Firstly, may I thank you, Mr President, for taking this matter seriously since I raised it with you on Monday. But I point out that this is at least double the number of bird deaths that are ever found in any particular week and that the birds still have not returned. However, as of last night there were a few currawongs in and out and I think it is only a matter of a short time before others move into the space. Therefore, can I ask whether you have any information as to how long the residual poison that has been sprayed to kill the moths on the surfaces outside around the doors and windows will last? For example, has it been diluted in any way by the rain we have just had?

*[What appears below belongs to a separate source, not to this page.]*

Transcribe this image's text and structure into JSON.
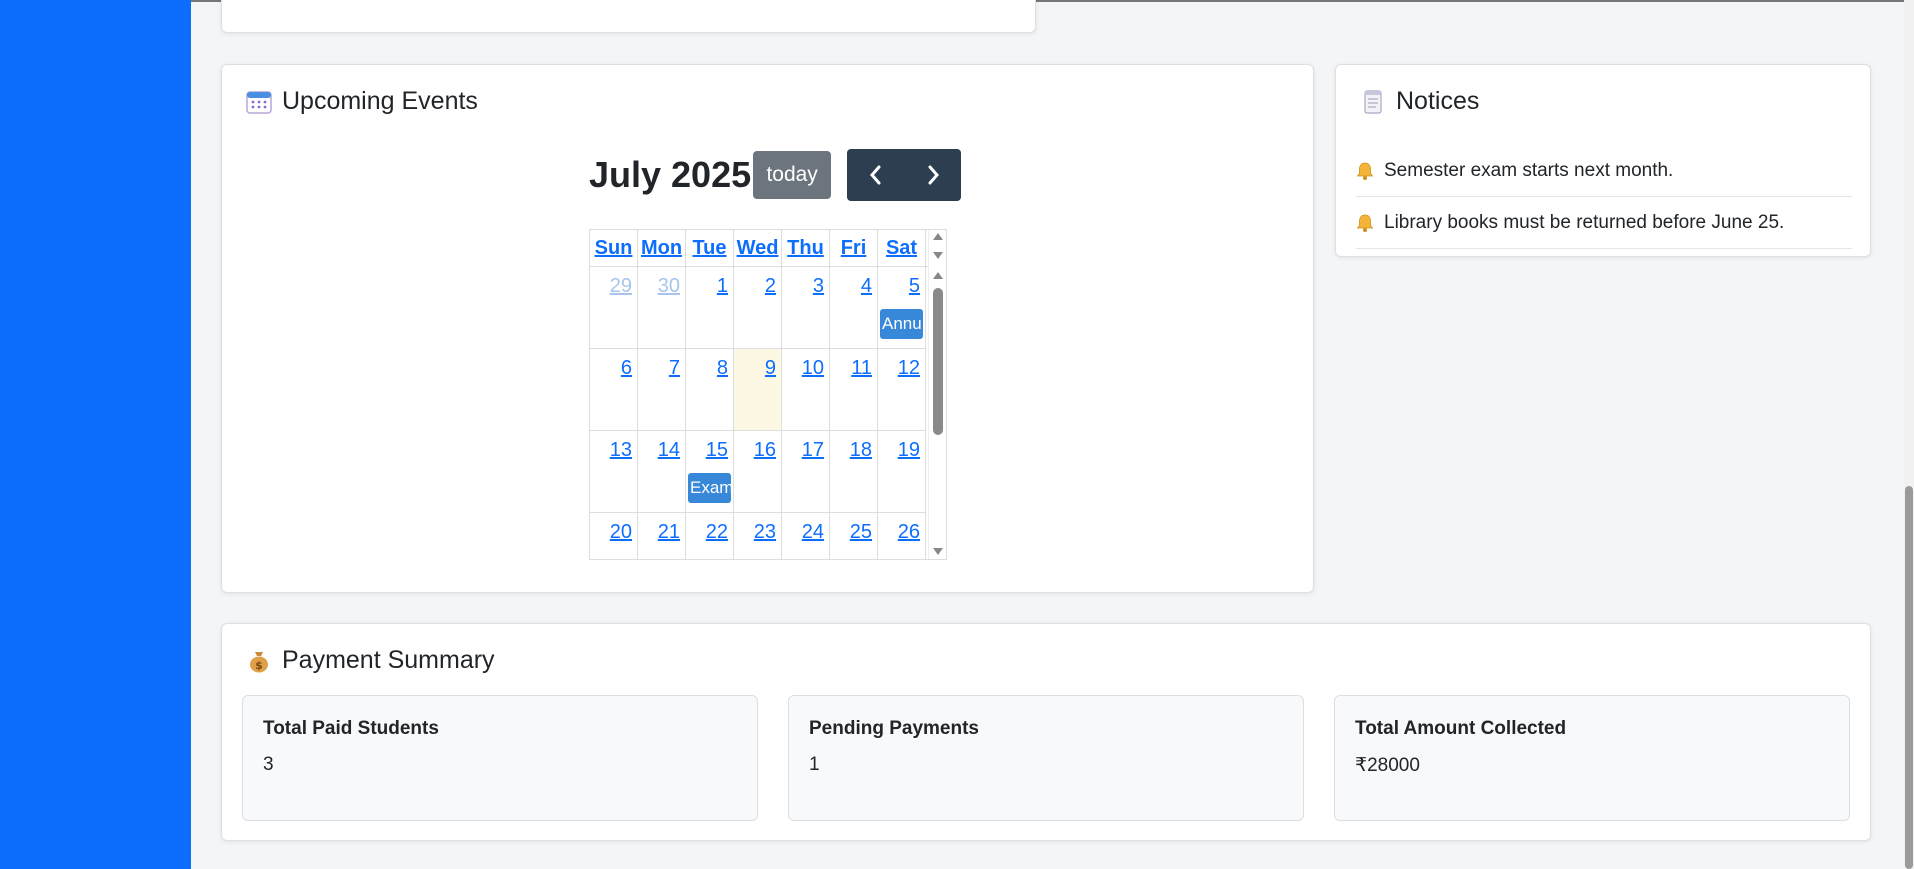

It does seem that, as the birds that are missing or dead are those that were likely to feed on the moths—as we know, the currawongs feed very heavily on the moths—and that other birds such as honeyeaters that do not touch the moths are still out there, I think we have to presume, until proven otherwise, that it is the moths that are toxic.

Is it possible to have all of the dead moths cleaned up—in patches there are literally hundreds of them in piles—so that, if other currawongs move into the spaces that have been created by the death or otherwise of the currawongs and magpies that were here previously, they too will not be poisoned? Also, can there be no more poison laid until such time as we can ascertain whether it is the moths coming in with poison in them that is causing the problem—although it seems, as you have said, that there are no birds dying anywhere else in Canberra or this area—or whether it is in fact the poison? Perhaps it was mixed to the wrong consistency and it was an incorrect dilution that was placed around Parliament House. If we could have the moths cleaned up and no more poison laid until we get to the bottom of this, it may prevent any birds that move in facing the same fate.